• What you have to do:
In the entries below, identify every line with the string "Utilization" and copy it.

= = = =

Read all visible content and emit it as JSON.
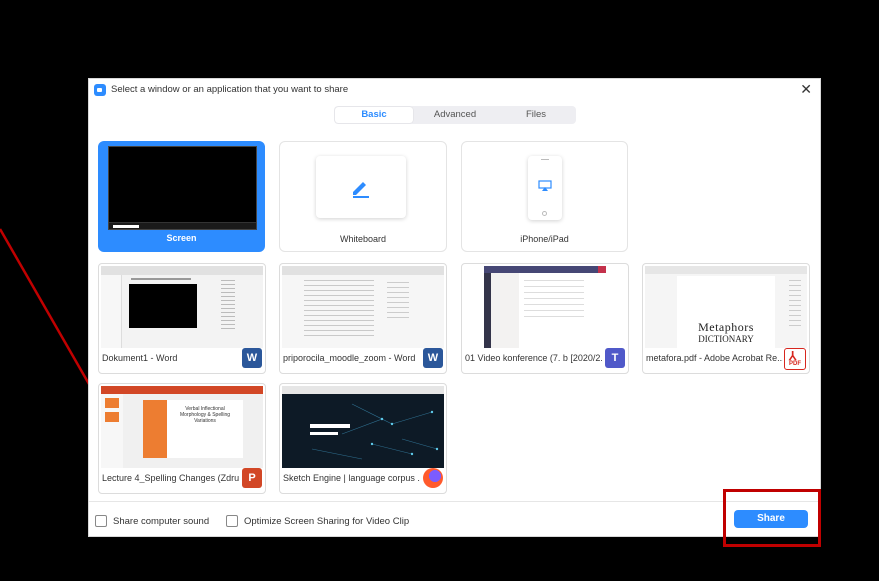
{
  "title": "Select a window or an application that you want to share",
  "tabs": [
    {
      "label": "Basic",
      "active": true
    },
    {
      "label": "Advanced",
      "active": false
    },
    {
      "label": "Files",
      "active": false
    }
  ],
  "tiles": {
    "screen": "Screen",
    "whiteboard": "Whiteboard",
    "iphone": "iPhone/iPad"
  },
  "windows": [
    {
      "label": "Dokument1 - Word",
      "app": "word-icon",
      "badge": "W"
    },
    {
      "label": "priporocila_moodle_zoom - Word",
      "app": "word-icon",
      "badge": "W"
    },
    {
      "label": "01 Video konference (7. b [2020/2...",
      "app": "teams-icon",
      "badge": "T"
    },
    {
      "label": "metafora.pdf - Adobe Acrobat Re...",
      "app": "acrobat-icon",
      "badge": "PDF"
    },
    {
      "label": "Lecture 4_Spelling Changes (Zdru...",
      "app": "powerpoint-icon",
      "badge": "P"
    },
    {
      "label": "Sketch Engine | language corpus ...",
      "app": "firefox-icon",
      "badge": ""
    }
  ],
  "thumb_text": {
    "metaphors_line1": "Metaphors",
    "metaphors_line2": "DICTIONARY",
    "lecture_title": "Verbal Inflectional Morphology & Spelling Variations"
  },
  "footer": {
    "share_sound": "Share computer sound",
    "optimize": "Optimize Screen Sharing for Video Clip",
    "share_button": "Share"
  },
  "colors": {
    "accent": "#2d8cff",
    "word": "#2b579a",
    "teams": "#5059c9",
    "acrobat": "#d7261e",
    "powerpoint": "#d24726",
    "annotation": "#c00000"
  }
}
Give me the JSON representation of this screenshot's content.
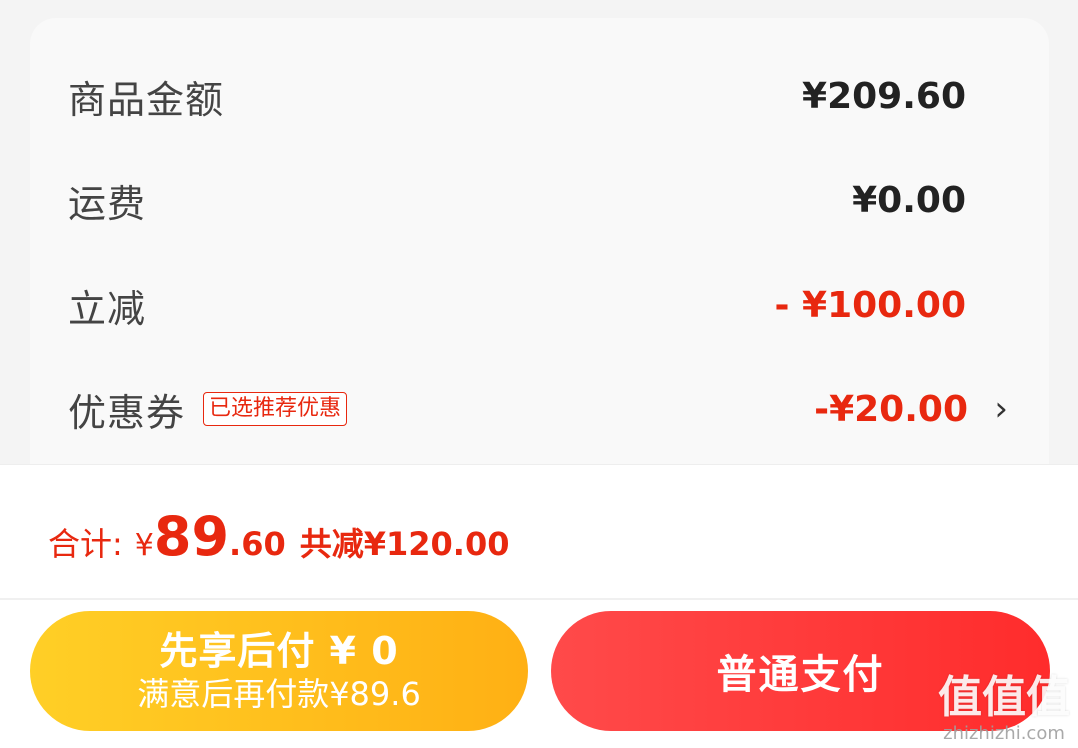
{
  "summary": {
    "rows": [
      {
        "label": "商品金额",
        "value": "¥209.60"
      },
      {
        "label": "运费",
        "value": "¥0.00"
      },
      {
        "label": "立减",
        "value": "- ¥100.00"
      },
      {
        "label": "优惠券",
        "tag": "已选推荐优惠",
        "value": "-¥20.00"
      }
    ]
  },
  "footer": {
    "total_label": "合计:",
    "currency": "¥",
    "total_int": "89",
    "total_dec": ".60",
    "saved_text": "共减¥120.00"
  },
  "buttons": {
    "bnpl_main": "先享后付 ¥ 0",
    "bnpl_sub": "满意后再付款¥89.6",
    "normal": "普通支付"
  },
  "watermark": {
    "mark": "值值值",
    "url": "zhizhizhi.com"
  },
  "colors": {
    "accent_red": "#e8280f",
    "bnpl_yellow": "#ffc01e",
    "pay_red": "#ff3a3a"
  }
}
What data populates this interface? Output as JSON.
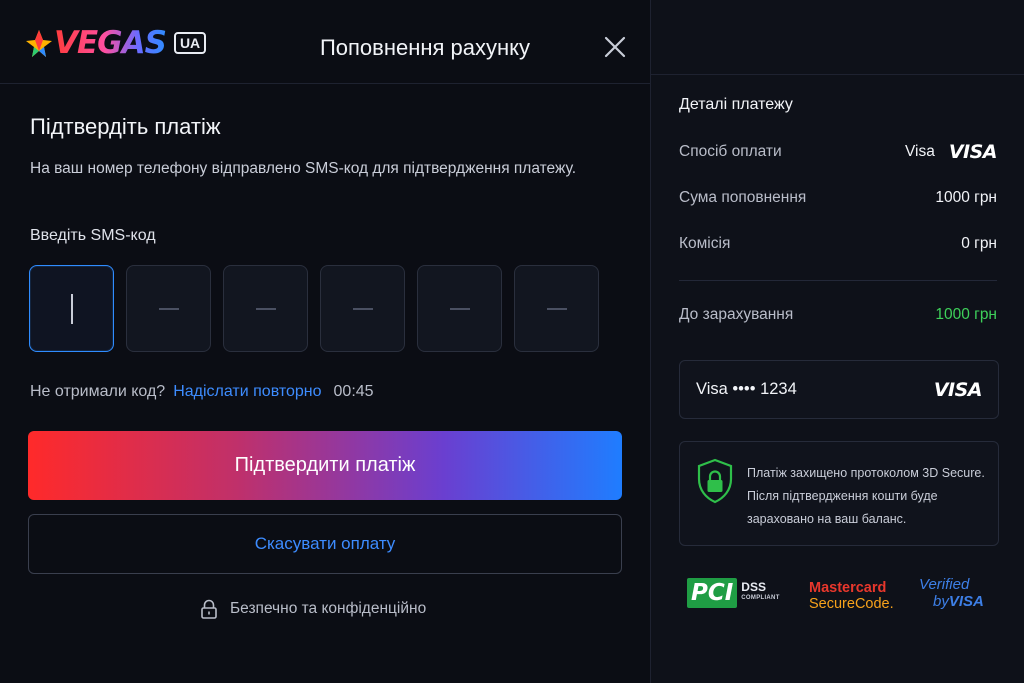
{
  "header": {
    "logo_text": "VEGAS",
    "logo_badge": "UA",
    "title": "Поповнення рахунку",
    "close_icon": "close-icon"
  },
  "confirm": {
    "title": "Підтвердіть платіж",
    "description": "На ваш номер телефону відправлено SMS-код для підтвердження платежу.",
    "sms_label": "Введіть SMS-код",
    "code_length": 6,
    "resend_question": "Не отримали код?",
    "resend_link": "Надіслати повторно",
    "timer": "00:45",
    "primary_button": "Підтвердити платіж",
    "secondary_button": "Скасувати оплату",
    "secure_note": "Безпечно та конфіденційно"
  },
  "details": {
    "title": "Деталі платежу",
    "method_label": "Спосіб оплати",
    "method_value": "Visa",
    "method_logo": "VISA",
    "amount_label": "Сума поповнення",
    "amount_value": "1000 грн",
    "fee_label": "Комісія",
    "fee_value": "0 грн",
    "credit_label": "До зарахування",
    "credit_value": "1000 грн",
    "card_label": "Visa •••• 1234",
    "card_logo": "VISA",
    "secure_text": "Платіж захищено протоколом 3D Secure. Після підтвердження кошти буде зараховано на ваш баланс."
  },
  "badges": {
    "pci": "PCI",
    "pci_dss": "DSS",
    "pci_compliant": "COMPLIANT",
    "mastercard_line1": "Mastercard",
    "mastercard_line2": "SecureCode.",
    "visa_line1": "Verified",
    "visa_line2_by": "by",
    "visa_line2_brand": "VISA"
  },
  "colors": {
    "accent": "#2f8cff",
    "link": "#3d8cff",
    "success": "#3ed15a",
    "gradient_start": "#ff2a2a",
    "gradient_end": "#1f7dff"
  }
}
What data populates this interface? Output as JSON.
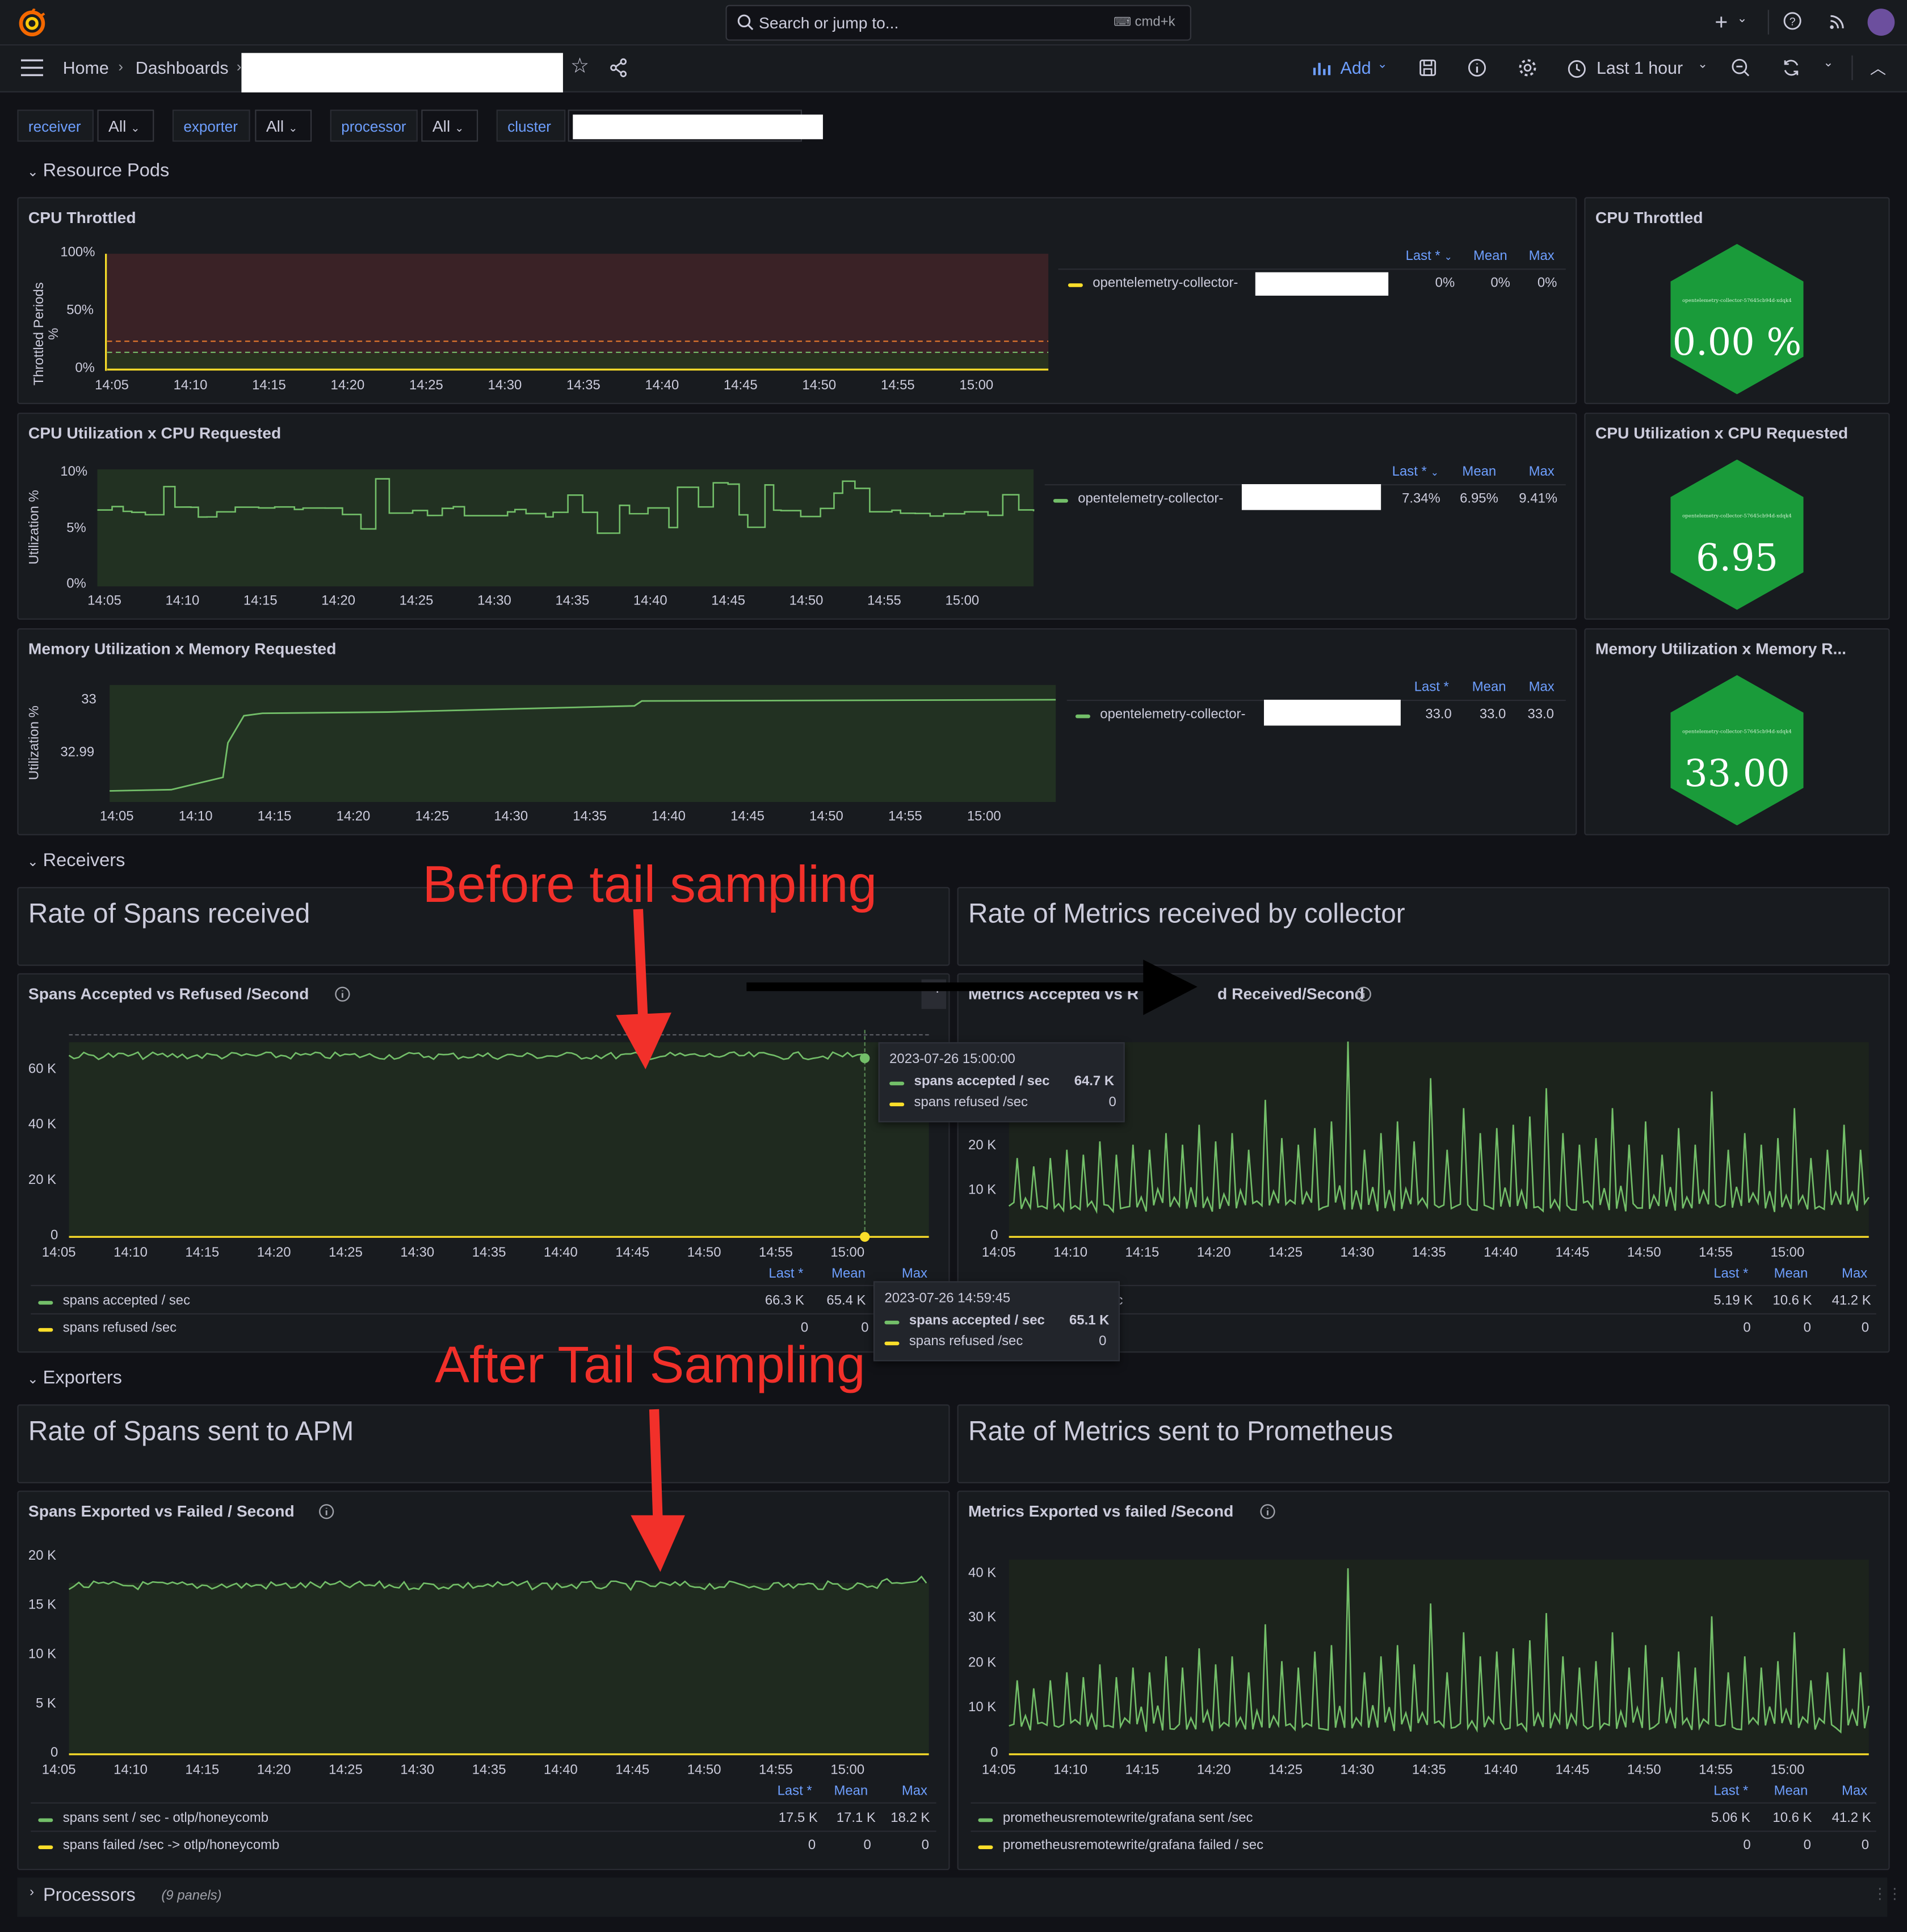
{
  "topbar": {
    "search_placeholder": "Search or jump to...",
    "shortcut": "cmd+k"
  },
  "nav": {
    "home": "Home",
    "dashboards": "Dashboards",
    "add": "Add",
    "time_range": "Last 1 hour"
  },
  "variables": [
    {
      "name": "receiver",
      "value": "All"
    },
    {
      "name": "exporter",
      "value": "All"
    },
    {
      "name": "processor",
      "value": "All"
    },
    {
      "name": "cluster",
      "value": ""
    }
  ],
  "rows": {
    "resource_pods": "Resource Pods",
    "receivers": "Receivers",
    "exporters": "Exporters",
    "processors": "Processors",
    "processors_count": "(9 panels)"
  },
  "time_ticks": [
    "14:05",
    "14:10",
    "14:15",
    "14:20",
    "14:25",
    "14:30",
    "14:35",
    "14:40",
    "14:45",
    "14:50",
    "14:55",
    "15:00"
  ],
  "legend_series_prefix": "opentelemetry-collector-",
  "legend_headers": {
    "last": "Last *",
    "mean": "Mean",
    "max": "Max"
  },
  "cpu_throttled": {
    "title": "CPU Throttled",
    "ylabel": "Throttled Periods %",
    "yticks": [
      "100%",
      "50%",
      "0%"
    ],
    "last": "0%",
    "mean": "0%",
    "max": "0%",
    "stat_title": "CPU Throttled",
    "stat_value": "0.00 %",
    "stat_caption": "opentelemetry-collector-57645cb94d-xdqk4"
  },
  "cpu_util": {
    "title": "CPU Utilization x CPU Requested",
    "ylabel": "Utilization %",
    "yticks": [
      "10%",
      "5%",
      "0%"
    ],
    "last": "7.34%",
    "mean": "6.95%",
    "max": "9.41%",
    "stat_title": "CPU Utilization x CPU Requested",
    "stat_value": "6.95",
    "stat_caption": "opentelemetry-collector-57645cb94d-xdqk4"
  },
  "mem_util": {
    "title": "Memory Utilization x Memory Requested",
    "ylabel": "Utilization %",
    "yticks": [
      "33",
      "32.99"
    ],
    "last": "33.0",
    "mean": "33.0",
    "max": "33.0",
    "stat_title": "Memory Utilization x Memory R...",
    "stat_value": "33.00",
    "stat_caption": "opentelemetry-collector-57645cb94d-xdqk4"
  },
  "receivers": {
    "spans_text": "Rate of Spans received",
    "metrics_text": "Rate of Metrics received by collector",
    "spans_panel_title": "Spans Accepted vs Refused /Second",
    "metrics_panel_title_a": "Metrics Accepted vs R",
    "metrics_panel_title_b": "d Received/Second",
    "spans_yticks": [
      "60 K",
      "40 K",
      "20 K",
      "0"
    ],
    "metrics_yticks": [
      "20 K",
      "10 K",
      "0"
    ],
    "spans_legend": [
      {
        "name": "spans accepted / sec",
        "last": "66.3 K",
        "mean": "65.4 K",
        "color": "#73bf69"
      },
      {
        "name": "spans refused /sec",
        "last": "0",
        "mean": "0",
        "color": "#fade2a"
      }
    ],
    "metrics_legend": [
      {
        "name": "c",
        "last": "5.19 K",
        "mean": "10.6 K",
        "max": "41.2 K"
      },
      {
        "name": "",
        "last": "0",
        "mean": "0",
        "max": "0"
      }
    ],
    "tooltip1": {
      "time": "2023-07-26 15:00:00",
      "accepted": "spans accepted / sec",
      "accepted_val": "64.7 K",
      "refused": "spans refused /sec",
      "refused_val": "0"
    },
    "tooltip2": {
      "time": "2023-07-26 14:59:45",
      "accepted": "spans accepted / sec",
      "accepted_val": "65.1 K",
      "refused": "spans refused /sec",
      "refused_val": "0"
    }
  },
  "exporters": {
    "spans_text": "Rate of Spans sent to APM",
    "metrics_text": "Rate of Metrics sent to Prometheus",
    "spans_panel_title": "Spans Exported vs Failed / Second",
    "metrics_panel_title": "Metrics Exported vs failed /Second",
    "spans_yticks": [
      "20 K",
      "15 K",
      "10 K",
      "5 K",
      "0"
    ],
    "metrics_yticks": [
      "40 K",
      "30 K",
      "20 K",
      "10 K",
      "0"
    ],
    "spans_legend": [
      {
        "name": "spans sent / sec - otlp/honeycomb",
        "last": "17.5 K",
        "mean": "17.1 K",
        "max": "18.2 K",
        "color": "#73bf69"
      },
      {
        "name": "spans failed /sec -> otlp/honeycomb",
        "last": "0",
        "mean": "0",
        "max": "0",
        "color": "#fade2a"
      }
    ],
    "metrics_legend": [
      {
        "name": "prometheusremotewrite/grafana sent /sec",
        "last": "5.06 K",
        "mean": "10.6 K",
        "max": "41.2 K",
        "color": "#73bf69"
      },
      {
        "name": "prometheusremotewrite/grafana failed / sec",
        "last": "0",
        "mean": "0",
        "max": "0",
        "color": "#fade2a"
      }
    ]
  },
  "annotations": {
    "before": "Before tail sampling",
    "after": "After Tail Sampling"
  },
  "colors": {
    "series_green": "#73bf69",
    "series_yellow": "#fade2a",
    "link_blue": "#6e9fff",
    "stat_green": "#1a9b3a",
    "annotation_red": "#f2302a"
  }
}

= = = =

• Exercise output:
    "title": "CPU Utilization x CPU Requested",
    "ylabel": "Utilization %",
    "stat_title": "CPU Utilization x CPU Requested",
    "title": "Memory Utilization x Memory Requested",
    "ylabel": "Utilization %",
    "stat_title": "Memory Utilization x Memory R...",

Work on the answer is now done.